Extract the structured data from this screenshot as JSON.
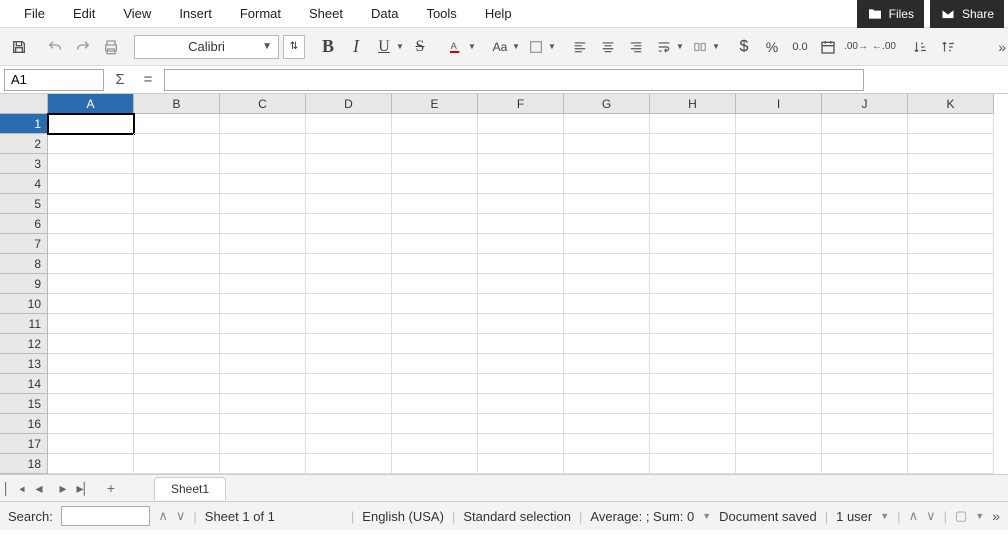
{
  "menu": {
    "items": [
      "File",
      "Edit",
      "View",
      "Insert",
      "Format",
      "Sheet",
      "Data",
      "Tools",
      "Help"
    ]
  },
  "top_buttons": {
    "files": "Files",
    "share": "Share"
  },
  "toolbar": {
    "font_name": "Calibri",
    "font_size_icon": "↑↓"
  },
  "formula_bar": {
    "cell_ref": "A1",
    "sigma": "Σ",
    "equals": "="
  },
  "grid": {
    "columns": [
      "A",
      "B",
      "C",
      "D",
      "E",
      "F",
      "G",
      "H",
      "I",
      "J",
      "K"
    ],
    "rows": [
      1,
      2,
      3,
      4,
      5,
      6,
      7,
      8,
      9,
      10,
      11,
      12,
      13,
      14,
      15,
      16,
      17,
      18
    ],
    "active_col": "A",
    "active_row": 1
  },
  "sheet_tabs": {
    "active": "Sheet1"
  },
  "statusbar": {
    "search_label": "Search:",
    "sheet_count": "Sheet 1 of 1",
    "language": "English (USA)",
    "selection": "Standard selection",
    "stats": "Average: ; Sum: 0",
    "save_status": "Document saved",
    "users": "1 user"
  }
}
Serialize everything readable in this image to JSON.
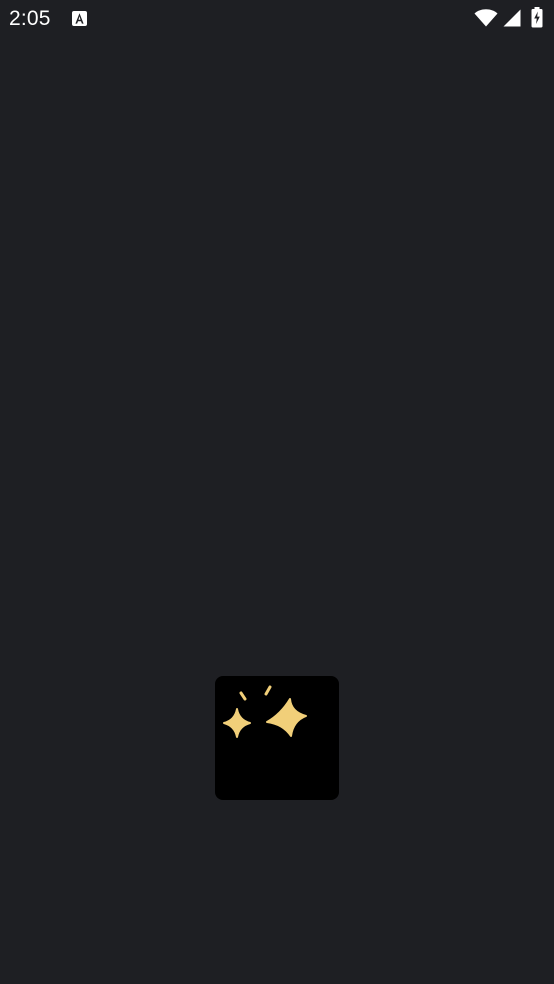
{
  "status_bar": {
    "time": "2:05",
    "icons": [
      "accessibility-icon",
      "wifi-icon",
      "signal-icon",
      "battery-charging-icon"
    ]
  },
  "splash": {
    "icon": "sparkles-icon",
    "card_color": "#000000",
    "sparkle_color": "#f1cf79"
  },
  "colors": {
    "background": "#1e1f23",
    "status_text": "#ffffff"
  }
}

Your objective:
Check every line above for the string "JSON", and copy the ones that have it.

Your solution:
Extract the structured data from this screenshot as JSON.
Serialize everything readable in this image to JSON.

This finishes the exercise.